You’re the meaning in my life
you’re the inspiration.
You bring feeling to my life
you’re the inspiration.
Wanna have you near me
I wanna have you hear me sayin’:
No one needs you more than I need you.
Before we started having children, my wife and I had discussed how we would raise them. They would be raised keeping kosher, observing Shabbos, etc. At that time though, I was not observing a lot of those myself. It’s only after she was born that I was able to look at our family life using a different set of lenses. It certainly wasn’t an overnight process, but I started to see things that I realized would be sending her confusing messages. For example, on one trip to visit family, we stopped at a rest stop on the NJ Turnpike. My wife pulled out a sandwich she made at home that morning. I went in and bought a beef hot dog. Even though she was only about a year or so old at the time, it struck me that we couldn’t keep doing it this way, we’d be sending a mixed message. Eventually I went completely kosher. (I have a few things to say about that… hopefully my next write up.)
I also used to use the computer and turn on the TV on Shabbos (usually putting in an “Einstein” kids’ DVD to keep her occupied for a little while). However, the same thing struck me, eventually she would learn that these types of activities are not supposed to occur on Shabbos, and question my doing so. I phased this out, and eventually became Shomer Shabbos myself. Soon after this (when she was two), she started attending a pre-school at our local Chabad. It suddenly felt like she was rocketing ahead of me. She wanted to start saying brachas (when she remembered), saying the Shema at bedtime (with me helping her remember the words), etc. Sometimes I feel like I’m racing to keep up with her. There are things we learn together. For example, I never got the hand washing prayer quite memorized, I used to have to check to make sure I got the words right. Then she wanted to say it and I had to learn and do it word by word with her so she would get it right (otherwise she would wind up saying Motzi when washing, oops!) I still get excited watching her learn more and more. Now at her pre-school (and camp) they bake challos on Fridays to bring home. When I do Motzi over the big challos, and distribute the pieces, she then wants to divide up her little challah, and share that with the family as well.

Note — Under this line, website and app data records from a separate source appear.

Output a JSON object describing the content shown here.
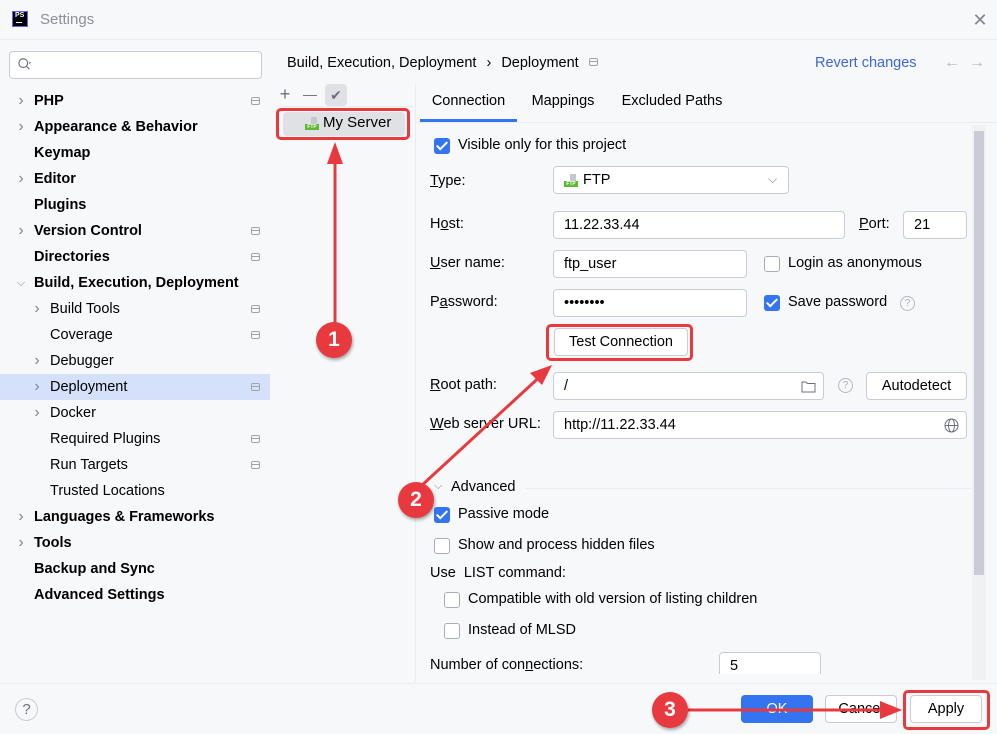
{
  "window": {
    "title": "Settings",
    "app_logo": "PS",
    "close_icon": "close-icon"
  },
  "search": {
    "value": "",
    "placeholder": ""
  },
  "sidebar": {
    "items": [
      {
        "label": "PHP",
        "level": 0,
        "expandable": true,
        "expanded": false,
        "project_icon": true
      },
      {
        "label": "Appearance & Behavior",
        "level": 0,
        "expandable": true,
        "expanded": false,
        "project_icon": false
      },
      {
        "label": "Keymap",
        "level": 0,
        "expandable": false,
        "project_icon": false
      },
      {
        "label": "Editor",
        "level": 0,
        "expandable": true,
        "expanded": false,
        "project_icon": false
      },
      {
        "label": "Plugins",
        "level": 0,
        "expandable": false,
        "project_icon": false
      },
      {
        "label": "Version Control",
        "level": 0,
        "expandable": true,
        "expanded": false,
        "project_icon": true
      },
      {
        "label": "Directories",
        "level": 0,
        "expandable": false,
        "project_icon": true
      },
      {
        "label": "Build, Execution, Deployment",
        "level": 0,
        "expandable": true,
        "expanded": true,
        "project_icon": false
      },
      {
        "label": "Build Tools",
        "level": 1,
        "expandable": true,
        "expanded": false,
        "project_icon": true
      },
      {
        "label": "Coverage",
        "level": 1,
        "expandable": false,
        "project_icon": true
      },
      {
        "label": "Debugger",
        "level": 1,
        "expandable": true,
        "expanded": false,
        "project_icon": false
      },
      {
        "label": "Deployment",
        "level": 1,
        "expandable": true,
        "expanded": false,
        "project_icon": true,
        "selected": true
      },
      {
        "label": "Docker",
        "level": 1,
        "expandable": true,
        "expanded": false,
        "project_icon": false
      },
      {
        "label": "Required Plugins",
        "level": 1,
        "expandable": false,
        "project_icon": true
      },
      {
        "label": "Run Targets",
        "level": 1,
        "expandable": false,
        "project_icon": true
      },
      {
        "label": "Trusted Locations",
        "level": 1,
        "expandable": false,
        "project_icon": false
      },
      {
        "label": "Languages & Frameworks",
        "level": 0,
        "expandable": true,
        "expanded": false,
        "project_icon": false
      },
      {
        "label": "Tools",
        "level": 0,
        "expandable": true,
        "expanded": false,
        "project_icon": false
      },
      {
        "label": "Backup and Sync",
        "level": 0,
        "expandable": false,
        "project_icon": false
      },
      {
        "label": "Advanced Settings",
        "level": 0,
        "expandable": false,
        "project_icon": false
      }
    ]
  },
  "header": {
    "breadcrumb": [
      "Build, Execution, Deployment",
      "Deployment"
    ],
    "breadcrumb_separator": "›",
    "revert_label": "Revert changes",
    "back_icon": "←",
    "forward_icon": "→"
  },
  "servers": {
    "toolbar": {
      "add": "+",
      "remove": "—",
      "default": "✔"
    },
    "items": [
      {
        "name": "My Server",
        "type_icon": "FTP",
        "selected": true
      }
    ]
  },
  "tabs": [
    {
      "label": "Connection",
      "active": true
    },
    {
      "label": "Mappings",
      "active": false
    },
    {
      "label": "Excluded Paths",
      "active": false
    }
  ],
  "connection": {
    "visible_only": {
      "label": "Visible only for this project",
      "checked": true
    },
    "type": {
      "label_pre": "",
      "label_u": "T",
      "label_post": "ype:",
      "value": "FTP",
      "icon": "FTP"
    },
    "host": {
      "label_pre": "H",
      "label_u": "o",
      "label_post": "st:",
      "value": "11.22.33.44"
    },
    "port": {
      "label_u": "P",
      "label_post": "ort:",
      "value": "21"
    },
    "user": {
      "label_u": "U",
      "label_post": "ser name:",
      "value": "ftp_user"
    },
    "anonymous": {
      "label": "Login as anonymous",
      "checked": false
    },
    "password": {
      "label_pre": "P",
      "label_u": "a",
      "label_post": "ssword:",
      "value": "••••••••"
    },
    "save_password": {
      "label": "Save password",
      "checked": true
    },
    "test_connection_label": "Test Connection",
    "root_path": {
      "label_u": "R",
      "label_post": "oot path:",
      "value": "/"
    },
    "autodetect_label": "Autodetect",
    "web_url": {
      "label_u": "W",
      "label_post": "eb server URL:",
      "value": "http://11.22.33.44"
    }
  },
  "advanced": {
    "title": "Advanced",
    "passive_mode": {
      "label": "Passive mode",
      "checked": true
    },
    "hidden_files": {
      "label": "Show and process hidden files",
      "checked": false
    },
    "list_command_label": "Use  LIST command:",
    "compat_old": {
      "label": "Compatible with old version of listing children",
      "checked": false
    },
    "instead_mlsd": {
      "label": "Instead of MLSD",
      "checked": false
    },
    "connections": {
      "label_pre": "Number of con",
      "label_u": "n",
      "label_post": "ections:",
      "value": "5"
    }
  },
  "footer": {
    "help": "?",
    "ok_label": "OK",
    "cancel_label": "Cancel",
    "apply_label": "Apply"
  },
  "annotations": {
    "color": "#e8393e",
    "badges": [
      "1",
      "2",
      "3"
    ]
  }
}
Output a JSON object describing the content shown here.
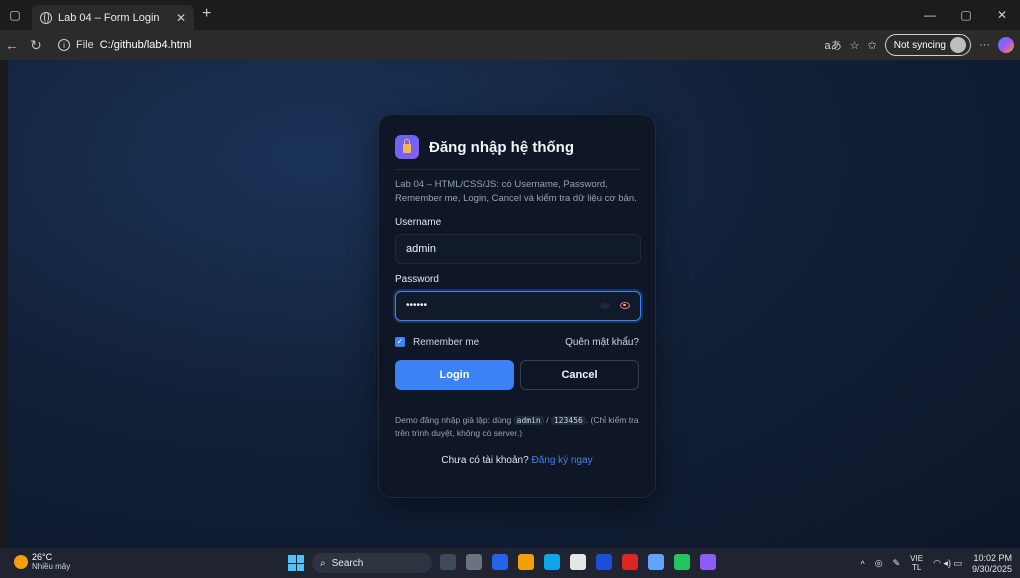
{
  "browser": {
    "tab_title": "Lab 04 – Form Login",
    "address_label": "File",
    "address_path": "C:/github/lab4.html",
    "sync_label": "Not syncing",
    "more_label": "···"
  },
  "login": {
    "title": "Đăng nhập hệ thống",
    "description": "Lab 04 – HTML/CSS/JS: có Username, Password, Remember me, Login, Cancel và kiểm tra dữ liệu cơ bản.",
    "username_label": "Username",
    "username_value": "admin",
    "password_label": "Password",
    "password_masked": "••••••",
    "remember_label": "Remember me",
    "remember_checked": true,
    "forgot_label": "Quên mật khẩu?",
    "login_button": "Login",
    "cancel_button": "Cancel",
    "demo_prefix": "Demo đăng nhập giả lập: dùng",
    "demo_user": "admin",
    "demo_sep": "/",
    "demo_pass": "123456",
    "demo_suffix": ". (Chỉ kiểm tra trên trình duyệt, không có server.)",
    "signup_prompt": "Chưa có tài khoản?",
    "signup_link": "Đăng ký ngay"
  },
  "taskbar": {
    "temperature": "26°C",
    "weather_text": "Nhiều mây",
    "search_label": "Search",
    "lang_top": "VIE",
    "lang_bottom": "TL",
    "time": "10:02 PM",
    "date": "9/30/2025"
  },
  "colors": {
    "accent": "#3b82f6",
    "card_bg": "#0f1726",
    "page_bg": "#122139"
  }
}
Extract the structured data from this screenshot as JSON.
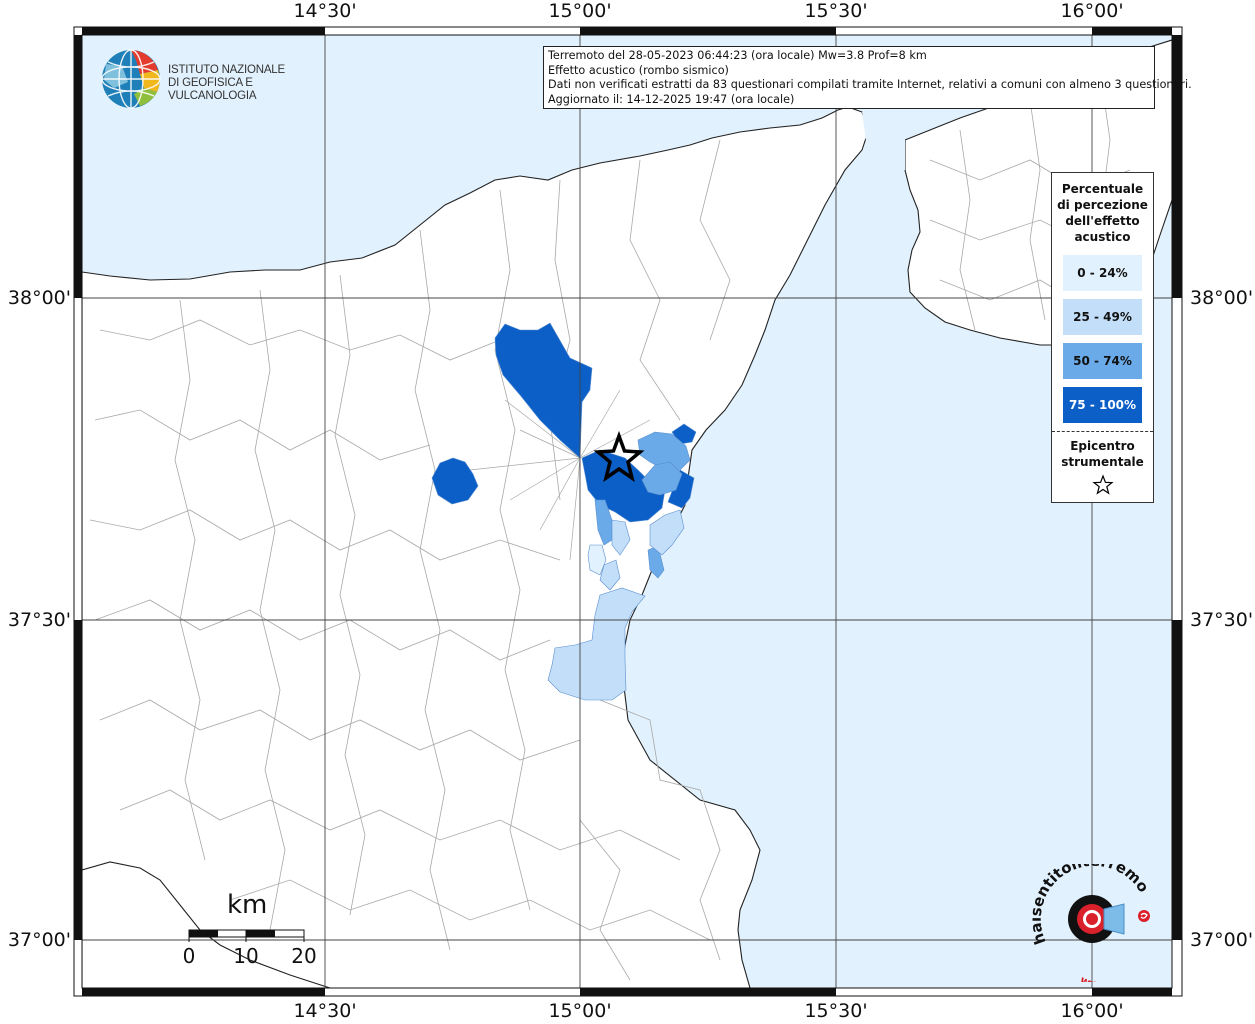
{
  "axes": {
    "top": [
      "14°30'",
      "15°00'",
      "15°30'",
      "16°00'"
    ],
    "bottom": [
      "14°30'",
      "15°00'",
      "15°30'",
      "16°00'"
    ],
    "left": [
      "38°00'",
      "37°30'",
      "37°00'"
    ],
    "right": [
      "38°00'",
      "37°30'",
      "37°00'"
    ]
  },
  "info": {
    "line1": "Terremoto del 28-05-2023 06:44:23 (ora locale) Mw=3.8 Prof=8 km",
    "line2": "Effetto acustico (rombo sismico)",
    "line3": "Dati non verificati estratti da 83 questionari compilati tramite Internet, relativi a comuni con almeno 3 questionari.",
    "line4": "Aggiornato il: 14-12-2025 19:47 (ora locale)"
  },
  "logo": {
    "line1": "ISTITUTO NAZIONALE",
    "line2": "DI GEOFISICA E VULCANOLOGIA"
  },
  "legend": {
    "title_lines": [
      "Percentuale",
      "di percezione",
      "dell'effetto",
      "acustico"
    ],
    "items": [
      {
        "label": "0 - 24%",
        "color": "#e1f1fd"
      },
      {
        "label": "25 - 49%",
        "color": "#c3def8"
      },
      {
        "label": "50 - 74%",
        "color": "#6aaae8"
      },
      {
        "label": "75 - 100%",
        "color": "#0b5fc7"
      }
    ],
    "epicenter_lines": [
      "Epicentro",
      "strumentale"
    ]
  },
  "scale": {
    "unit": "km",
    "ticks": [
      "0",
      "10",
      "20"
    ]
  },
  "watermark": {
    "text_black": "haisentitoilterremoto",
    "text_red": ".it",
    "text_www": "www."
  },
  "colors": {
    "sea": "#e1f1fd",
    "land": "#ffffff",
    "bin1": "#e1f1fd",
    "bin2": "#c3def8",
    "bin3": "#6aaae8",
    "bin4": "#0b5fc7",
    "grid": "#444444",
    "boundary": "#a8a8a8"
  }
}
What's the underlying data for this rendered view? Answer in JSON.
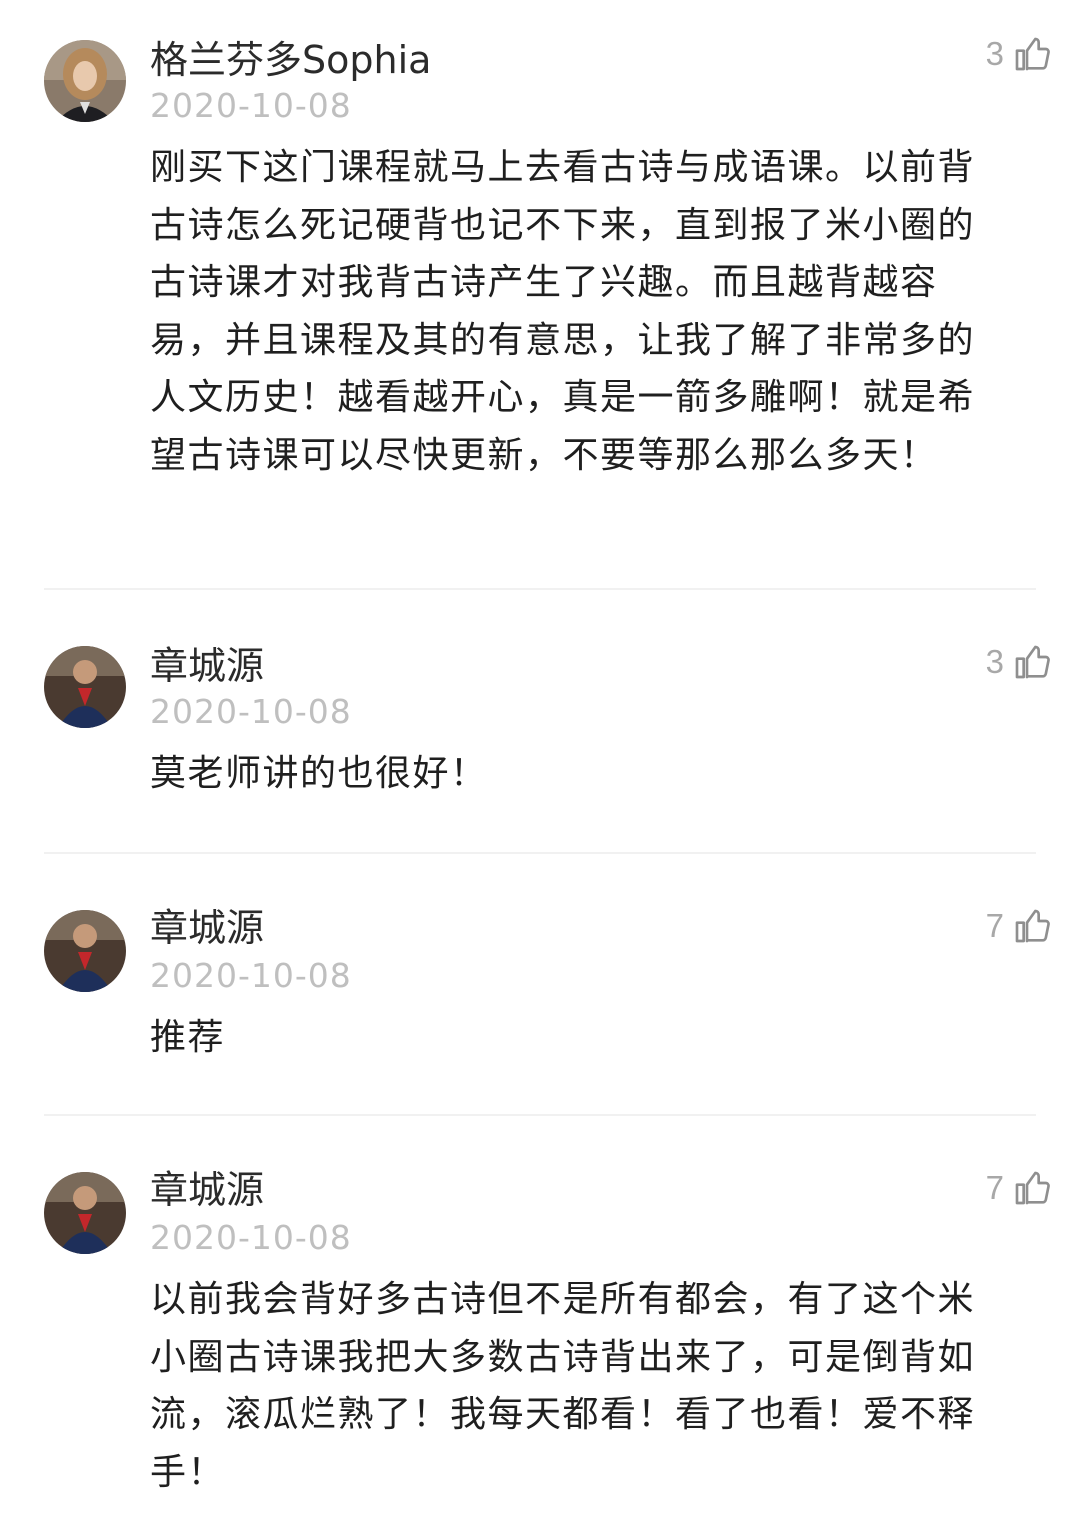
{
  "comments": [
    {
      "name": "格兰芬多Sophia",
      "date": "2020-10-08",
      "likes": "3",
      "text": "刚买下这门课程就马上去看古诗与成语课。以前背古诗怎么死记硬背也记不下来，直到报了米小圈的古诗课才对我背古诗产生了兴趣。而且越背越容易，并且课程及其的有意思，让我了解了非常多的人文历史！越看越开心，真是一箭多雕啊！就是希望古诗课可以尽快更新，不要等那么那么多天！"
    },
    {
      "name": "章城源",
      "date": "2020-10-08",
      "likes": "3",
      "text": "莫老师讲的也很好！"
    },
    {
      "name": "章城源",
      "date": "2020-10-08",
      "likes": "7",
      "text": "推荐"
    },
    {
      "name": "章城源",
      "date": "2020-10-08",
      "likes": "7",
      "text": "以前我会背好多古诗但不是所有都会，有了这个米小圈古诗课我把大多数古诗背出来了，可是倒背如流，滚瓜烂熟了！我每天都看！看了也看！爱不释手！"
    }
  ],
  "icons": {
    "like": "thumbs-up-icon",
    "avatar": "user-avatar"
  },
  "colors": {
    "date": "#bfbfbf",
    "like_count": "#a8a8a8",
    "divider": "#f1f1f1"
  }
}
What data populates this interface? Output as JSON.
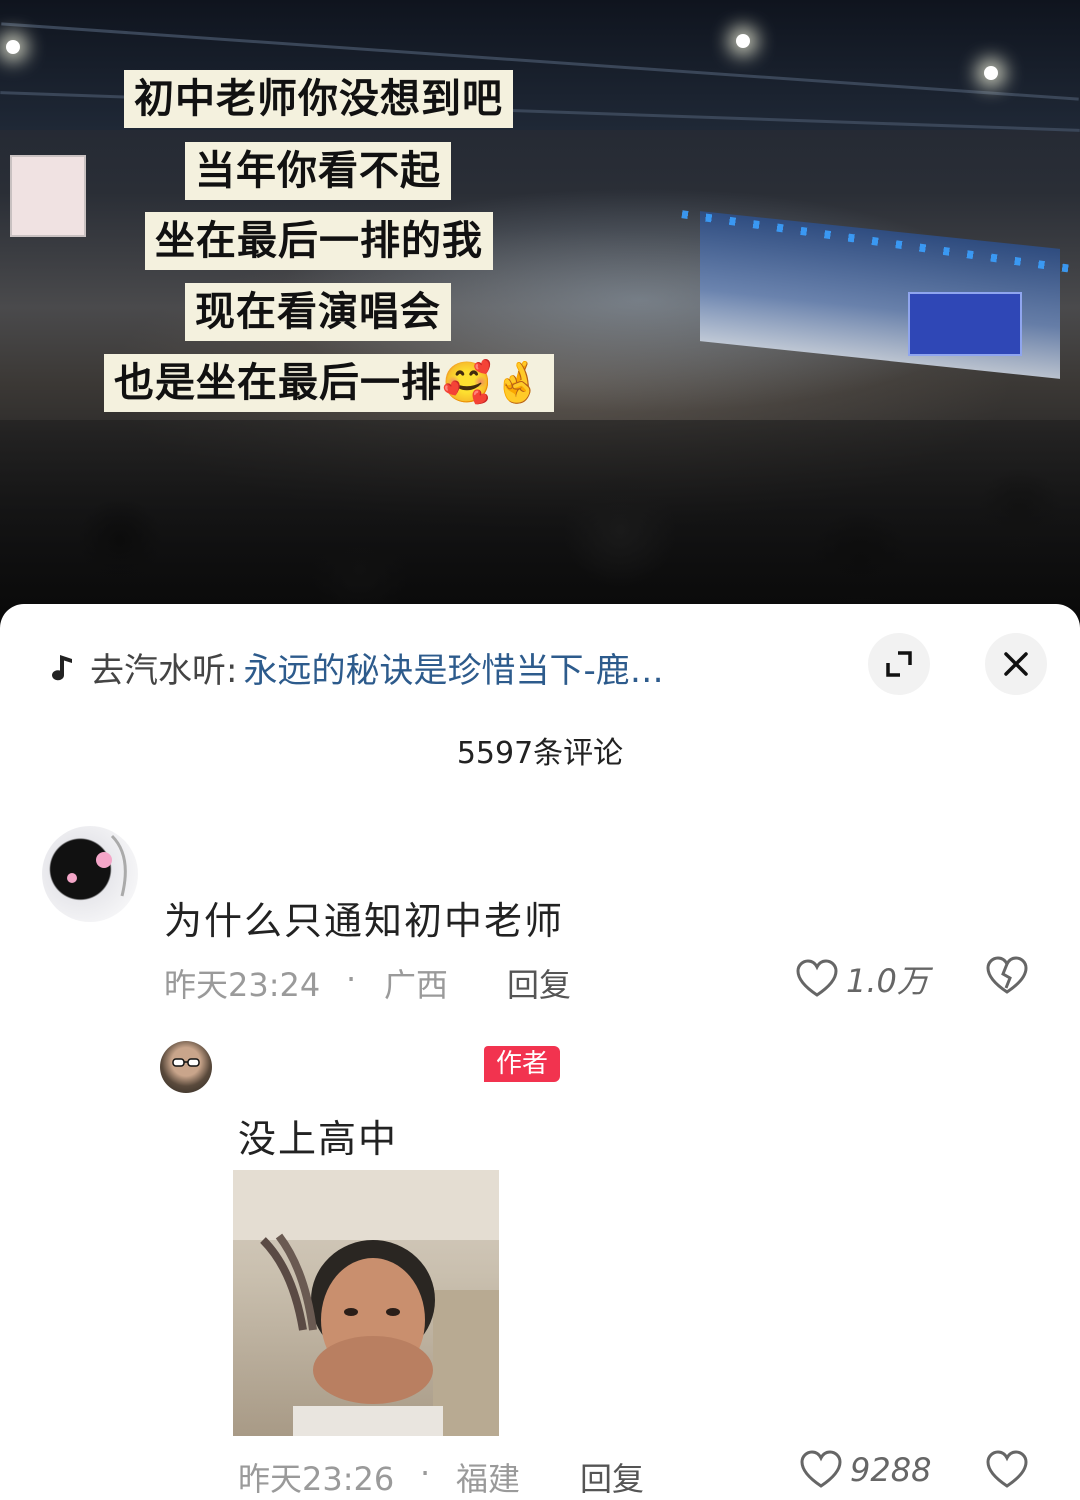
{
  "hero": {
    "caption_lines": [
      "初中老师你没想到吧",
      "当年你看不起",
      "坐在最后一排的我",
      "现在看演唱会",
      "也是坐在最后一排🥰🤞"
    ]
  },
  "sheet": {
    "music_prefix": "去汽水听:",
    "music_title": "永远的秘诀是珍惜当下-鹿…",
    "comment_count": "5597条评论",
    "comment": {
      "text": "为什么只通知初中老师",
      "time": "昨天23:24",
      "separator": "·",
      "location": "广西",
      "reply_label": "回复",
      "likes": "1.0万"
    },
    "reply": {
      "badge": "作者",
      "text": "没上高中",
      "time": "昨天23:26",
      "separator": "·",
      "location": "福建",
      "reply_label": "回复",
      "likes": "9288"
    }
  }
}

My growth isn’t entirely because of her, nor because of my second daughter (now 2), not even because of my wife (who worries occasionally that I do things only because I think I *have* to do them for her, or for the kids). Rather it is because I realize the beauty of what I am raising in my kids, and I want to be a part of it too! Thus my kids truly are my inspiration. And I hope that never ends “’til the end of time.”